The river water quality is marginal, with an elevated salinity caused by clearing in the upper catchment. Although only a small proportion of the upper catchment has been cleared, it has been sufficient to affect the quality of water collected in dam built to supply the township of Denmark.

The river water salinity has increased from about 40 mg/litre in 1940 to about 500 mg/litre in the early 1990s. For this reason catchment clearing control has been imposed and tree planting carried out in the upper catchment to prevent further deterioration and hopefully to improve water quality.

The water flows all year.

In 2005 a project (Our Living Rivers) was set up to collect and analyse data, enabling the Department of Water to monitor the health of the river over time and help determine what systems need better protection. In spring 2006 and 2007 samples were taken from the river system to assess the quality of the water and habitat as well as the presence of fish and macroinvertebrates. Two sites were sampled on the Denmark River system and two on the Quickup River tributary.

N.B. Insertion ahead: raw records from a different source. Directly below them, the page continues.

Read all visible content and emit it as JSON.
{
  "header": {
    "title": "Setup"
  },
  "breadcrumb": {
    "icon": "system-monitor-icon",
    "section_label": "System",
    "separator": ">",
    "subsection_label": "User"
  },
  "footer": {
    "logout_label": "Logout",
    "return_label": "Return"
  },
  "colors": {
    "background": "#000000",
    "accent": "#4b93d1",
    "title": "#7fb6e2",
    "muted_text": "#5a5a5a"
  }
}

Further Information:

South Coast Regional Land and Water Care Strategy: The Albany Hinterland Sub-region Prepared by: the South Coast Regional Assessment Panel and the South Coast Regional Initiative Planning Team: December 1996.

denmarkc   home